Task to complete: Look through the lines below, find those with the word "title", and copy them.

________________________

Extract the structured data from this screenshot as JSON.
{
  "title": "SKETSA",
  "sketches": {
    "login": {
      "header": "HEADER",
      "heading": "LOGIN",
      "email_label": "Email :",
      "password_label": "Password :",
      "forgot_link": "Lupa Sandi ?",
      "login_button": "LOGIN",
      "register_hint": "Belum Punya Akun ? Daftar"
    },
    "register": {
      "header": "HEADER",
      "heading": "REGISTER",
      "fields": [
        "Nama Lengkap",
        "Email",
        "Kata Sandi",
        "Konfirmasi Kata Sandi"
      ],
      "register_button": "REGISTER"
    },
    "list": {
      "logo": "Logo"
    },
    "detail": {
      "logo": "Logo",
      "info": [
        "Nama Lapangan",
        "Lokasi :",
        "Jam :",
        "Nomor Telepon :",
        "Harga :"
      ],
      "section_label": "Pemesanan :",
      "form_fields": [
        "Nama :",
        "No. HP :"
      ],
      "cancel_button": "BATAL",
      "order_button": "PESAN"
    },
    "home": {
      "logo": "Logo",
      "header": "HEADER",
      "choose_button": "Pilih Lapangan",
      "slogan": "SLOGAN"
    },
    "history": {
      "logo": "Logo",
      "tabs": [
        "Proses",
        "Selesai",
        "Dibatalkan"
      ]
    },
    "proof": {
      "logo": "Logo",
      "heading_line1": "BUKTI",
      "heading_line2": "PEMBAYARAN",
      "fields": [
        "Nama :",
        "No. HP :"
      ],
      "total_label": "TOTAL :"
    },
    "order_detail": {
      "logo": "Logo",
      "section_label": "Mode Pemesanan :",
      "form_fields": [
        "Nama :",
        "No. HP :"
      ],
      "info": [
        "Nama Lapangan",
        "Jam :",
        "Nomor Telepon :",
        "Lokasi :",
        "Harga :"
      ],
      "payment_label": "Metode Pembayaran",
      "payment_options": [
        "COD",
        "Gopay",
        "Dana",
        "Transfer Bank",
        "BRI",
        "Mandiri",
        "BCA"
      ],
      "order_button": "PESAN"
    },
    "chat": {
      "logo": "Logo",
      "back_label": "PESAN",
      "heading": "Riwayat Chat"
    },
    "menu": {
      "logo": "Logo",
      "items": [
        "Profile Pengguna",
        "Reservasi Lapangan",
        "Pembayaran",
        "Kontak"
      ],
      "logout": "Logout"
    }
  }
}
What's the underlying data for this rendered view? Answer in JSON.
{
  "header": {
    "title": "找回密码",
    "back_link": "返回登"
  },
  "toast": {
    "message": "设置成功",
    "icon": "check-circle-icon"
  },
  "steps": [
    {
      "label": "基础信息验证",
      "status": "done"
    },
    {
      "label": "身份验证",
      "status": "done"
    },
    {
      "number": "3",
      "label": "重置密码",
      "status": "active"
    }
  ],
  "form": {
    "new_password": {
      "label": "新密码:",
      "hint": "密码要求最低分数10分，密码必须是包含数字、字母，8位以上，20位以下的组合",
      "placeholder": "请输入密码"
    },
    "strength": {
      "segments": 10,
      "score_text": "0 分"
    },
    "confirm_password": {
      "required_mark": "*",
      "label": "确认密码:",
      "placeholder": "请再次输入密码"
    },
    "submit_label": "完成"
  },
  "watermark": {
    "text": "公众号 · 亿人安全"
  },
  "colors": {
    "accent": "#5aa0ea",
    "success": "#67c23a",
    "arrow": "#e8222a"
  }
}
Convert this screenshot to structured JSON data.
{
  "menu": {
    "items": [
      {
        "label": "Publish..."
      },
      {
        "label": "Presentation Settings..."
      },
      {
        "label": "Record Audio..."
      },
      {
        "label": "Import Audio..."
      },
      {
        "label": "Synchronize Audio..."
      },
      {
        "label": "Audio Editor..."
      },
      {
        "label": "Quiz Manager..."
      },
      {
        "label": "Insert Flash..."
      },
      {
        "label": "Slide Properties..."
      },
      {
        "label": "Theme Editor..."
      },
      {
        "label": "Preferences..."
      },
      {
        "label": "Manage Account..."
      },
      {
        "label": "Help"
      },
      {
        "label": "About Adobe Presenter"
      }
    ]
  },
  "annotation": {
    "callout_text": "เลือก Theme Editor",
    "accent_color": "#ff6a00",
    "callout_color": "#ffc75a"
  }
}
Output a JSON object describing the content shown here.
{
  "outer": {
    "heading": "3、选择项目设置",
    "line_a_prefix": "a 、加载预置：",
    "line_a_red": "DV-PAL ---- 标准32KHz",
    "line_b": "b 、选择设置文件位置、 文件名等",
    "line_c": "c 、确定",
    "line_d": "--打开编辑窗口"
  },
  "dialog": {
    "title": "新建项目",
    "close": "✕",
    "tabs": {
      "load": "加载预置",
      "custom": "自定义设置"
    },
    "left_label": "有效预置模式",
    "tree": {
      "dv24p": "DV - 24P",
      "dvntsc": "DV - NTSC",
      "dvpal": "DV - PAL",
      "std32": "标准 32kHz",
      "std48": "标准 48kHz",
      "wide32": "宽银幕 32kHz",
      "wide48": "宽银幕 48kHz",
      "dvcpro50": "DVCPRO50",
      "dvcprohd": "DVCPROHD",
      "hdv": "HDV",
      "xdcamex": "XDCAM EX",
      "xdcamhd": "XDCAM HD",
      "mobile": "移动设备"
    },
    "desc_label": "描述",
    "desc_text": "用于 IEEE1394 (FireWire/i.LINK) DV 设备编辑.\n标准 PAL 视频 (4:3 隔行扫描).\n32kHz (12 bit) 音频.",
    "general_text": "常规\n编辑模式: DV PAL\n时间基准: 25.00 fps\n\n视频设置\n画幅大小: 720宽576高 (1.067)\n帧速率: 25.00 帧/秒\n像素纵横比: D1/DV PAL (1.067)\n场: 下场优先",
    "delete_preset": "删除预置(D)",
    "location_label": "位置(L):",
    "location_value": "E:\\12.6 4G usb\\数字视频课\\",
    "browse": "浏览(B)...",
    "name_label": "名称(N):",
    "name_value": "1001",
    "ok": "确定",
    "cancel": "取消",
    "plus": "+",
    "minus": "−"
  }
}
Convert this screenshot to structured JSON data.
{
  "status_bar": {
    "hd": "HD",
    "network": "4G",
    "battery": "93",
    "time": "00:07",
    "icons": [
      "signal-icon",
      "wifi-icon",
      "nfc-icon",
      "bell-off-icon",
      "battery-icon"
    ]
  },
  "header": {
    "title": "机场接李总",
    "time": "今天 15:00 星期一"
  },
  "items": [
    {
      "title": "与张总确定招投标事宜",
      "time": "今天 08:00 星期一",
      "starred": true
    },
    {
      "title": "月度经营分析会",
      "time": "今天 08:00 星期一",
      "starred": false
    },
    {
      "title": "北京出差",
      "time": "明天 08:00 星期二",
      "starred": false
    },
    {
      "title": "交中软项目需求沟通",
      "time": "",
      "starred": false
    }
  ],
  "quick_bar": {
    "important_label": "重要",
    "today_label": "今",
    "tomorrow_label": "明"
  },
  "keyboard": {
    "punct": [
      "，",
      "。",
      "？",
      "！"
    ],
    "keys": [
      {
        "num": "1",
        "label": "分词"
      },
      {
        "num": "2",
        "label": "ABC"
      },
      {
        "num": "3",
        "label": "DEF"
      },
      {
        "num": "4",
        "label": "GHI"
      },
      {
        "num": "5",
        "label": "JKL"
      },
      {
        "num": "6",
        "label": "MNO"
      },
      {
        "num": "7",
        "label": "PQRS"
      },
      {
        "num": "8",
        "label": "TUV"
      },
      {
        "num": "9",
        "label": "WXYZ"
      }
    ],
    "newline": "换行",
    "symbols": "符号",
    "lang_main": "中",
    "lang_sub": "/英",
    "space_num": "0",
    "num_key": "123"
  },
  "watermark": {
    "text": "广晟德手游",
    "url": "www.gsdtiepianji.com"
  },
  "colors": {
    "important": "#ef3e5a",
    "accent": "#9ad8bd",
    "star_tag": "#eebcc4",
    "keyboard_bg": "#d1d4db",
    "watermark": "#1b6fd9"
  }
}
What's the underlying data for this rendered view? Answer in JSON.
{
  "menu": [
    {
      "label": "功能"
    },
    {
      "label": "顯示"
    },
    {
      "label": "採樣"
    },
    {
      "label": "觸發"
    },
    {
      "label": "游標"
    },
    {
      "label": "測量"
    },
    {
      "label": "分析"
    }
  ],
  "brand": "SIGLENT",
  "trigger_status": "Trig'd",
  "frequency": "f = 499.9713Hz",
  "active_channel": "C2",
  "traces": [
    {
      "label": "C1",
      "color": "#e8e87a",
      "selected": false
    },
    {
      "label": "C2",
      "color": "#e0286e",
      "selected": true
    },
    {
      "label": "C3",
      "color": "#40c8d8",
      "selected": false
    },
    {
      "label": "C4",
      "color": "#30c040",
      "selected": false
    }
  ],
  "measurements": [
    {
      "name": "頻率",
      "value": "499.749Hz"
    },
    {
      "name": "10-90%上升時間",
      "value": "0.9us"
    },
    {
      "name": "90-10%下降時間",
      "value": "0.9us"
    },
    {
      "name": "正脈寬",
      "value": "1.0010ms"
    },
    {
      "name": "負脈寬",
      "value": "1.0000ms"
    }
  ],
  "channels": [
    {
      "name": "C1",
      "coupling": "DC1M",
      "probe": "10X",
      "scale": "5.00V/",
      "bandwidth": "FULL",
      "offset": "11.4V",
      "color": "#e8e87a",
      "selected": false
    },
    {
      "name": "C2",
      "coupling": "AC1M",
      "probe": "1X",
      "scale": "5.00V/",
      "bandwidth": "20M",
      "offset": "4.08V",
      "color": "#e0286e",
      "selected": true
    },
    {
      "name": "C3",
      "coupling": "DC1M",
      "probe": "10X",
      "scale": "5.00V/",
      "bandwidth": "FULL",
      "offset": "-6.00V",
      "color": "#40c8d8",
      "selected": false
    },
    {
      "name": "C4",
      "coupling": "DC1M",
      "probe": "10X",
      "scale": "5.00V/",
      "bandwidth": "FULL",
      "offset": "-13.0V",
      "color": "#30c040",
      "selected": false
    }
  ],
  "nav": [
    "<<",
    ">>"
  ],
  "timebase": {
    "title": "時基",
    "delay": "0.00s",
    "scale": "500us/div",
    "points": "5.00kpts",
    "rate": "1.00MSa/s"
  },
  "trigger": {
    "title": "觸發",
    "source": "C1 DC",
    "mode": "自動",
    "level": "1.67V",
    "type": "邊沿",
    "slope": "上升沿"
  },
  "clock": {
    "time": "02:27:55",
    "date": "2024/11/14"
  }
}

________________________

Response:
  "title": "SKETSA",
    "title": "找回密码",
    "title": "新建项目",
    "title": "机场接李总",
      "title": "与张总确定招投标事宜",
      "title": "月度经营分析会",
      "title": "北京出差",
      "title": "交中软项目需求沟通",
    "title": "時基",
    "title": "觸發",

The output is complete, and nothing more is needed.